Entries from a dataset of interfaces:
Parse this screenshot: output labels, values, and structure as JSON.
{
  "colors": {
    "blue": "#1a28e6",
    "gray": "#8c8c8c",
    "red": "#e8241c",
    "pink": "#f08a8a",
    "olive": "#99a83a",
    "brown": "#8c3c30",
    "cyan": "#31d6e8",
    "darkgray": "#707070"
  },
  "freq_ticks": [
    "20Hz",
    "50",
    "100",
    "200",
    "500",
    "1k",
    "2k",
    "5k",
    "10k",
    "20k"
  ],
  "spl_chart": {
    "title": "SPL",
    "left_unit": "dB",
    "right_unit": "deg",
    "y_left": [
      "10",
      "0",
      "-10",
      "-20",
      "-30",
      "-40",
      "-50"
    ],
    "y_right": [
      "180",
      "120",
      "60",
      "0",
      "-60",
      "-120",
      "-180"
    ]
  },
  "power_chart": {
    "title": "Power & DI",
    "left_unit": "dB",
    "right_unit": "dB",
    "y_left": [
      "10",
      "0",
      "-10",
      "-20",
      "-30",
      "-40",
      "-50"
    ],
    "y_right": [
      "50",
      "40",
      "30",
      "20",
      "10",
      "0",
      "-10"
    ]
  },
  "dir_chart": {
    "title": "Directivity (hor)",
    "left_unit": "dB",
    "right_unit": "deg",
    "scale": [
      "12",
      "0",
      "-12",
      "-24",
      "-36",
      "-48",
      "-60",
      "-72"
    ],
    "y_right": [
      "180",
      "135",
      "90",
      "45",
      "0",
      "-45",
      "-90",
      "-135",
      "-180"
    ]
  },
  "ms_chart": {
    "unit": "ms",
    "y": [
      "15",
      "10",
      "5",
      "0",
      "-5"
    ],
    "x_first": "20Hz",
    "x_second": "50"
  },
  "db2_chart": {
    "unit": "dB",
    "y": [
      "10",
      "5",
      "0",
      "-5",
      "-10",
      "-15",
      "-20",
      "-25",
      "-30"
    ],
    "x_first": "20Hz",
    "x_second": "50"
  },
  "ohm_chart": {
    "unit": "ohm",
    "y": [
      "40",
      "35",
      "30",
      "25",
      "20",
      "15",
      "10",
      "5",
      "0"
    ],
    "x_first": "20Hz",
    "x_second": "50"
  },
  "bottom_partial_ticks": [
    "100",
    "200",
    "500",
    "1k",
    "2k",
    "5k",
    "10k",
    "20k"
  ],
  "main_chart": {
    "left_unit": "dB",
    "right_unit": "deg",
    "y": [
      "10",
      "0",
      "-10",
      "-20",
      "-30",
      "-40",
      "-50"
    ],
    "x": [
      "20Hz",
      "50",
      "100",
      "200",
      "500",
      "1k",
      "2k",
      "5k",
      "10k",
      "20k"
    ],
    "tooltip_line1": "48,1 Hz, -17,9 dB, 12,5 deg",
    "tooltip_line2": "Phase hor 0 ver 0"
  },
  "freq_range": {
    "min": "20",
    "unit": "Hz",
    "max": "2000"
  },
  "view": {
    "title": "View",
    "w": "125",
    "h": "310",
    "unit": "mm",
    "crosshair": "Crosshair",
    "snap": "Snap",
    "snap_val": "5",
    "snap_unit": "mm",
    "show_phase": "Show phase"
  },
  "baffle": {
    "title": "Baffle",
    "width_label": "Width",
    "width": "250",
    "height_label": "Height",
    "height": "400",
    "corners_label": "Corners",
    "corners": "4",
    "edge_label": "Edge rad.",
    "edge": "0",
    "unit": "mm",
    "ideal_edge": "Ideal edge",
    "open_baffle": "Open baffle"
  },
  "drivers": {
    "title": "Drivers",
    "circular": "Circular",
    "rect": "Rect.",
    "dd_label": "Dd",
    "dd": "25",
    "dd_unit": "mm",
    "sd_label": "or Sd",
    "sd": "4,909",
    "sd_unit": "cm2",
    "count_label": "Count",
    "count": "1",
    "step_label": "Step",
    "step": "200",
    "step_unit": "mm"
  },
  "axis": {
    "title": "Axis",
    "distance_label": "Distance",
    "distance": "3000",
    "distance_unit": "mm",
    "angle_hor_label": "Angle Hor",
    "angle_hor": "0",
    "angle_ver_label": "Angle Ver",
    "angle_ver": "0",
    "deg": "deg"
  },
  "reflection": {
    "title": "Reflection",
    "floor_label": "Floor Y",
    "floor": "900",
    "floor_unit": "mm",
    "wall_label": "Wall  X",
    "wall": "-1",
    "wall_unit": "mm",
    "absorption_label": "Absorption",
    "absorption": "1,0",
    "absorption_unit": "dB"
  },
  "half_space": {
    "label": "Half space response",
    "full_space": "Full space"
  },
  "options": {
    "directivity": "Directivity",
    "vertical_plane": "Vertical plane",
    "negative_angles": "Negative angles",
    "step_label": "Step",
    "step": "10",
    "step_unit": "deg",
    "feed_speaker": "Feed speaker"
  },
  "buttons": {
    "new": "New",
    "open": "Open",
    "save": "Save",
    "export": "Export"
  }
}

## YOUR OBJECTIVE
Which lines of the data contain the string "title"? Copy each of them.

## SOLUTION
    "title": "SPL",
    "title": "Power & DI",
    "title": "Directivity (hor)",
    "title": "View",
    "title": "Baffle",
    "title": "Drivers",
    "title": "Axis",
    "title": "Reflection",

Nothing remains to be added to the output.